India on Tuesday approved 36 infrastructure projects, including 18 power projects, worth some $28 billion in a bid to jumpstart the economy and restore investor confidence after the rupee – Asia’s worst performing currency – crashed to record lows this month.
"The message that we are sending is that the investment cycle has restarted, and we are pushing it. It is gathering pace and bottlenecks are being cleared" Finance Minister P. Chidambaram told a news conference yesterday.
36 stalled projects in oil, gas, power, road and railway sectors were cleared by the Cabinet Committee on Investment headed by Prime Minister Manmohan Singh, which was formed in late December to fast-track approvals and ease growth bottlenecks.
The petroleum and natural gas projects, valued at 830 billion rupees ($12.6 billion), are urgently needed to reduce a crippling electricity shortfall.

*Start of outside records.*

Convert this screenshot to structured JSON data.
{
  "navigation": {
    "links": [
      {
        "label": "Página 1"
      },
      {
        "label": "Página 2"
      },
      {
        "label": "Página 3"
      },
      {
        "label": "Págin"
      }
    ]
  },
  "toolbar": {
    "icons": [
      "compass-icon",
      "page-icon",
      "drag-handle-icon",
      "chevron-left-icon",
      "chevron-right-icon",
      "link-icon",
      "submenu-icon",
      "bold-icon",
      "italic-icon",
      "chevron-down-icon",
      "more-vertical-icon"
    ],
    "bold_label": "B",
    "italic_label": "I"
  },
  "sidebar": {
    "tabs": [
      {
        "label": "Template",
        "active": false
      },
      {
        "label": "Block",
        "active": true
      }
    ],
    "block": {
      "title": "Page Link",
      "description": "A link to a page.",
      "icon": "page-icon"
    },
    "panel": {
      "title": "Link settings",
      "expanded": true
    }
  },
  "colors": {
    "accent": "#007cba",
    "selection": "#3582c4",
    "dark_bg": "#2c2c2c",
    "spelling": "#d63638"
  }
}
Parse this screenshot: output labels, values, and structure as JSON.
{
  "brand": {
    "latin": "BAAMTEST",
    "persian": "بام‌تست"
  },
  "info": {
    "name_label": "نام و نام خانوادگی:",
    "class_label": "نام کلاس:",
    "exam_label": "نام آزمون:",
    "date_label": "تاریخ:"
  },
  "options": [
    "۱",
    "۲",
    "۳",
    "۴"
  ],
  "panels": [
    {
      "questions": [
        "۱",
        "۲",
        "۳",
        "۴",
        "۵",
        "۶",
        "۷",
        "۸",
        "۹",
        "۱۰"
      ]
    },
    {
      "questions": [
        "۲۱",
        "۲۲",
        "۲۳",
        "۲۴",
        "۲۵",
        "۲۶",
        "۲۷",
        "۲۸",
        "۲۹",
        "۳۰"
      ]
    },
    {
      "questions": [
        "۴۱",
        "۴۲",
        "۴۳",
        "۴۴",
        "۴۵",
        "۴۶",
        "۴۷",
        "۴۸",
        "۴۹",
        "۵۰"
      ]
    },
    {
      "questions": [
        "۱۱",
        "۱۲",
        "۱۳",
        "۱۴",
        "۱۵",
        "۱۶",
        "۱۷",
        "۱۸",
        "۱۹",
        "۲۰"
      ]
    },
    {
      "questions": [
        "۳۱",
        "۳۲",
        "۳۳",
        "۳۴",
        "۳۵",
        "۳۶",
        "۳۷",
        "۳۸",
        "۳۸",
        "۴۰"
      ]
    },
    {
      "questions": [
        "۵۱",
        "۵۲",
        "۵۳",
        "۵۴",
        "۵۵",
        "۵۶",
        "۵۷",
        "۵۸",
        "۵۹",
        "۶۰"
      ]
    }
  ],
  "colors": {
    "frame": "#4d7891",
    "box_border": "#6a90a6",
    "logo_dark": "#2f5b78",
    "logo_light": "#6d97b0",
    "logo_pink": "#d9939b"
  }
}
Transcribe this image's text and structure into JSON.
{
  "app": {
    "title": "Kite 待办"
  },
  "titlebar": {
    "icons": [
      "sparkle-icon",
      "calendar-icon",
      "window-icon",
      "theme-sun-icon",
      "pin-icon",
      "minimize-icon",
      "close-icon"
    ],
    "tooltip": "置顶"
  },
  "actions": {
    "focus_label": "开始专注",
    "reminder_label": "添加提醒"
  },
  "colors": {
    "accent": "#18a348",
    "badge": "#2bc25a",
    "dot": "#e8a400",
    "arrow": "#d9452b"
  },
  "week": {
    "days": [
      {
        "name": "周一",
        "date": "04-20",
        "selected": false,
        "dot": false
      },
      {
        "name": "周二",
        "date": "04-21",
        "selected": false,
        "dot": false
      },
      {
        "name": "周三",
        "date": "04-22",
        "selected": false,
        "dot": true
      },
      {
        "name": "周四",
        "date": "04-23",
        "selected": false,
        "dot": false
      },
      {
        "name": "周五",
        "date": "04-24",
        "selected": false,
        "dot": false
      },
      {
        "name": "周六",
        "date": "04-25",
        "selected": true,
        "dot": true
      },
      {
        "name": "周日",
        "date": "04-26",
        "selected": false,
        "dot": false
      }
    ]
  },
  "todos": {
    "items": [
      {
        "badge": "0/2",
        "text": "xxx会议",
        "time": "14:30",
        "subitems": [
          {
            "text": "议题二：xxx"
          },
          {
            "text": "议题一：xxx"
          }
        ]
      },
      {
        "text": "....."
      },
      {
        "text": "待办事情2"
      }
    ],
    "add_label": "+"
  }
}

India’s chronic power shortage is often cited as a key reason for lacklustre growth in Asia's third-largest economy, which slowed to a decade-low of five percent last year.
The announcement came as the rupee slipped to a new record low of 66.07 rupees to the dollar amid foreign investor alarm over the nation's current account deficit and a weak economic outlook.
Analysts say the fall was in part due to concerns over parliamentary approval on Monday of a $22 billion food security bill, an ambitious plan to provide cheap grains to India’s poor, which investors fear will increase the burden on India’s already stretched public finances.
"It's not out of choice, but out of compulsion that the finance minister is announcing so many things," said G. Chokkalingam, managing director and chief investment officer of Centrum Wealth Management in Mumbai.
"The trinity of the fiscal deficit, slowing growth and an unstable currency is hitting us badly. In addition to these, the government has passed the food security bill which may put fear in the mind of rating agencies."
On Tuesday, Chidambaram said that the rupee had "overshot its true level", and stressed that the food security bill would not lead to the government overshooting its fiscal deficit target.
"As I said in parliament, every emerging market is challenged today. So, India is also challenged, and the impact is felt both on the equity market as well as the currency market," he said.
"I think we'll simply have to be patient, be firm, do whatever is required to be done, and the rupee will find its appropriate level. What I said a few days ago, I still maintain it. The rupee has overshot its true level, it's undervalued. Others have confirmed it. And we have to be patient and we have to be firm and we have to do what requires to be done."